One night, Dad had to leave the shelter. He was still very weak and needed a more comfortable sleeping arrangement than the one that was available in this underground shelter. I went with him into our house and we both tried to get some sleep.
Waking up early in the morning, we noticed that it was unusually quiet outside – no guns blazing and no bombs falling. There was only quietness. Dad went to the window and peaked through the blackout curtains, and on this morning of April 17, 1945, he saw the first Canadian soldiers walking behind the trees, guns at the ready. What a sight! The long awaited moment had arrived. We were finally free! Dad quickly dressed and ran across the street. The first Canadian he accosted received a big bear hug!
Then we started to yell, "Wake up, everybody; we are free! We are finally free!"
And with that, a mass of people flooded the street. I am afraid we prevented those soldiers from doing the job they were supposed to do. They were surrounded by a huge crowd of people, all yelling, shouting, laughing, crying and hugging!
The very next day, we had a Thanksgiving Service in our church and in many other churches in Holland, giving thanks to Whom all thanks belong for freeing us from the terror of the last five years, for giving us our freedom back and giving thanks for saving Dad and Mom for us and keeping our family together.
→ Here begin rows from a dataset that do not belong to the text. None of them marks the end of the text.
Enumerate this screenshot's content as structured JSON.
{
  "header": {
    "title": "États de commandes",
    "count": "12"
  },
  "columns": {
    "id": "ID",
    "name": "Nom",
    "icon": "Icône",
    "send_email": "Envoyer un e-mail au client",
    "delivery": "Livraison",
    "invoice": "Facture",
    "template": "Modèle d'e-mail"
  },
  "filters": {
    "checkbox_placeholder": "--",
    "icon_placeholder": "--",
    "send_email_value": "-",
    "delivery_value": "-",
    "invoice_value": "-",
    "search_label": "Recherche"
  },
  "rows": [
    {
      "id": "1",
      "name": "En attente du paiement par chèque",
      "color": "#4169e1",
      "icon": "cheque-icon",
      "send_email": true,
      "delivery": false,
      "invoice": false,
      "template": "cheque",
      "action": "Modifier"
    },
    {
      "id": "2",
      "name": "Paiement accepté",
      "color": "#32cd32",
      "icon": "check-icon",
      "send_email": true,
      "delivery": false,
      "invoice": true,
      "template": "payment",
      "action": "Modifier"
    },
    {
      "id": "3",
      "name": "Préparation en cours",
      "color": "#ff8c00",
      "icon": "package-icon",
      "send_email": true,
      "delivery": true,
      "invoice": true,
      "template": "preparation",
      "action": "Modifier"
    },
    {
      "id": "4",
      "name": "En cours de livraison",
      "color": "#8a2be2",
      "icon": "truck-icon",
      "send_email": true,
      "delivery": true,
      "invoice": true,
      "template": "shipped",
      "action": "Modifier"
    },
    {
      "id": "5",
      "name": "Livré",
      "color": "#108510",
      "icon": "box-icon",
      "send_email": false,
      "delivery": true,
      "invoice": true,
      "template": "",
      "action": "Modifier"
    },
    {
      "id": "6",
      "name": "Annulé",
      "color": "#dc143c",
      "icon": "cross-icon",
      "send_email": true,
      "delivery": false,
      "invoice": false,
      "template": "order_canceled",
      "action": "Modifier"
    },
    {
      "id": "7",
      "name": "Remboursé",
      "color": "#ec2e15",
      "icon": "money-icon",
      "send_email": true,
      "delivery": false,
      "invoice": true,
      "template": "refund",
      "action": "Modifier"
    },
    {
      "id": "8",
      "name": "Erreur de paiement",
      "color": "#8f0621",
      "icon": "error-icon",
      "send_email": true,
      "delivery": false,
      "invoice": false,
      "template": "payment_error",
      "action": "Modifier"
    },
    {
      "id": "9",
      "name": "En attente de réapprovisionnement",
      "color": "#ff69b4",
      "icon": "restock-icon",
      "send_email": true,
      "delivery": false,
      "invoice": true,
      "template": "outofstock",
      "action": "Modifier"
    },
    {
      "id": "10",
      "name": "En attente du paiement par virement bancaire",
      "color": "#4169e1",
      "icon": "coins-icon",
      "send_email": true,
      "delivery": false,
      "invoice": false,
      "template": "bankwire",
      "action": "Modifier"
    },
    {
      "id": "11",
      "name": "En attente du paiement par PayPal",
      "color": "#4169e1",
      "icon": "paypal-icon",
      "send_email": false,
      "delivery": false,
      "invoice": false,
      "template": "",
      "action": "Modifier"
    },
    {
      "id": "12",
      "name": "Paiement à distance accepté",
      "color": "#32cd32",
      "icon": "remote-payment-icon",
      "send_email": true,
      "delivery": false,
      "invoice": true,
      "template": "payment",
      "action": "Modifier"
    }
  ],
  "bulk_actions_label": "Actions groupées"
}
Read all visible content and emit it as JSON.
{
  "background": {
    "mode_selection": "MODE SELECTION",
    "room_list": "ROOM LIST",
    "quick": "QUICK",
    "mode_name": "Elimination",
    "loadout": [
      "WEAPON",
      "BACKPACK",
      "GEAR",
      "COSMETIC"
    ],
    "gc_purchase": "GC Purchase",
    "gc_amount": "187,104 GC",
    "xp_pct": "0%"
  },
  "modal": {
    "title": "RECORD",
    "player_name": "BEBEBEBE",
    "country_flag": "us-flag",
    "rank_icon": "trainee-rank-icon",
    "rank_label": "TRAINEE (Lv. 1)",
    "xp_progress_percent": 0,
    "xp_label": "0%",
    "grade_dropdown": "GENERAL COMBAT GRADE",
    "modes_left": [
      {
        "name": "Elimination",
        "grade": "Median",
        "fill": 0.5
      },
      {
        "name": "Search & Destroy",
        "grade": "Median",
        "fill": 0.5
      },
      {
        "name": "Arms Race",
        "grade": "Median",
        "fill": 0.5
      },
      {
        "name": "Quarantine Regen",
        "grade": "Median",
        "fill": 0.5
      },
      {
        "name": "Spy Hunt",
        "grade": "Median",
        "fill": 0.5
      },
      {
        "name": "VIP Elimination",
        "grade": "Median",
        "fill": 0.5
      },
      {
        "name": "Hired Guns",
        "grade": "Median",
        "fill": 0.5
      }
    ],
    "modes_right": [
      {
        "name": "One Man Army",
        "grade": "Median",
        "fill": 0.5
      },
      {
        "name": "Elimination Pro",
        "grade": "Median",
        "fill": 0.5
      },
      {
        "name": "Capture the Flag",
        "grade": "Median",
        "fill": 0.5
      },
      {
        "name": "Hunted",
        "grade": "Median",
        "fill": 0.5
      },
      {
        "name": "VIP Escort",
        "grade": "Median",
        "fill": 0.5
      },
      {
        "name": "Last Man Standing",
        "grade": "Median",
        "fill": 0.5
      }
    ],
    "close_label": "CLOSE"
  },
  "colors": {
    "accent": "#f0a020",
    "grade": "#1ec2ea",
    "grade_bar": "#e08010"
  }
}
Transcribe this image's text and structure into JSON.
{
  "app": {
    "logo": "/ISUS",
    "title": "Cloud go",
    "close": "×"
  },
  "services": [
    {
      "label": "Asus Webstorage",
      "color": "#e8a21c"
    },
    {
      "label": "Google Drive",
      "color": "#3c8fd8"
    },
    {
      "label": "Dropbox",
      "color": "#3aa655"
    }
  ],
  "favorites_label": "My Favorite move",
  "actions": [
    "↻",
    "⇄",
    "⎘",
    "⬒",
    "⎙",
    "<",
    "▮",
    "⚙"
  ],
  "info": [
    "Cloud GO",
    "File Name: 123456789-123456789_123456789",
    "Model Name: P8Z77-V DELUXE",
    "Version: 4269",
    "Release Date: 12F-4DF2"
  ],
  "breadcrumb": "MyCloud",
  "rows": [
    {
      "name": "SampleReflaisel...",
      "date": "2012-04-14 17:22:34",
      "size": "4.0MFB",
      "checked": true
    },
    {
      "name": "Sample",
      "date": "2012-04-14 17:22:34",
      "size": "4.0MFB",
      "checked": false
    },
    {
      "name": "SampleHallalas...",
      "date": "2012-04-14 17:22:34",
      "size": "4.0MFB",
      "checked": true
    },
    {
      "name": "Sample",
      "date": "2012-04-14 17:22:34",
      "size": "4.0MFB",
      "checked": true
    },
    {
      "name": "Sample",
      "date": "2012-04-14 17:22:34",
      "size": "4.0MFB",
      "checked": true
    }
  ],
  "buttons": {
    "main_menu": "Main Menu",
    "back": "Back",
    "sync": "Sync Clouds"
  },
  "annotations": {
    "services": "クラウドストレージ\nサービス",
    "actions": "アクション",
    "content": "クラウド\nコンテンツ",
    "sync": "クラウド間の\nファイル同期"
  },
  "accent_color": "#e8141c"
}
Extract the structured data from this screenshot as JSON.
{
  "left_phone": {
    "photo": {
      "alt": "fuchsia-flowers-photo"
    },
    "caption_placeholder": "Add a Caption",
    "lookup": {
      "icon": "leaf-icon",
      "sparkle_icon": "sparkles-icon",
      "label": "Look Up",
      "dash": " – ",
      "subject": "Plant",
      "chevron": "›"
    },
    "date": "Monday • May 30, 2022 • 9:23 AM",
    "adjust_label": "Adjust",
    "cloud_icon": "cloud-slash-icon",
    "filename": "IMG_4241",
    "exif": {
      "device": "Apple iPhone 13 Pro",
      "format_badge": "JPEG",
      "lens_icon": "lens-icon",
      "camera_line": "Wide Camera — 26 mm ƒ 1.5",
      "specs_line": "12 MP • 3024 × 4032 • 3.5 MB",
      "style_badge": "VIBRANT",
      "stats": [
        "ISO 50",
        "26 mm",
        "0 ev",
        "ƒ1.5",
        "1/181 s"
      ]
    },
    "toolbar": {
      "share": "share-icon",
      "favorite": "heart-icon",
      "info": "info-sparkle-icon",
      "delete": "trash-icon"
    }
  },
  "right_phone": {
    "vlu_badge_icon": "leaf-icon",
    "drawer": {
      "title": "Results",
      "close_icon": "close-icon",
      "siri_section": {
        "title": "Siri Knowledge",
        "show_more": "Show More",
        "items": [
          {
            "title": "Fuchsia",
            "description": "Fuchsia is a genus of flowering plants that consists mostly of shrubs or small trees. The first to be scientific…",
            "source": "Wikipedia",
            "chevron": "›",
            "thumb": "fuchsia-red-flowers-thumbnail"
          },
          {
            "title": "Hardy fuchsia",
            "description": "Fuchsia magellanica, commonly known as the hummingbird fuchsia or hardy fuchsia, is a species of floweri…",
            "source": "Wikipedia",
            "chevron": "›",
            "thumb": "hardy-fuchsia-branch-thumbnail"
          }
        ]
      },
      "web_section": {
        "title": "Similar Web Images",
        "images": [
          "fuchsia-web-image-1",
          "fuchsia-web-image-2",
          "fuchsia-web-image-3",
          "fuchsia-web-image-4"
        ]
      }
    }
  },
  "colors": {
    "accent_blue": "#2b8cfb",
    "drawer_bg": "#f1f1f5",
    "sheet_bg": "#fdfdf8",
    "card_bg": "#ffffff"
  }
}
Looking back, I feel during all these happenings that Dad was more in the limelight than Mom. Often forgotten is the amount of support she gave her husband in order that he could do what he felt he should do. She stood by him all the time. Never will I forget her courage when facing the Gestapo man in her home. Yes, they were a team, and I am proud to have been their son. I am now already many years older then when Dad died at age 65, and I hope that I also have, and will show, some of that conviction in my life.
Henry Hulstein and his family eventually emigrated to Canada, where in November of 1968 he went home to be with his Lord. To read the full story of Henry Hulstein, including details of his reunion with those whose lives he helped to save, click here. You will be richly blessed.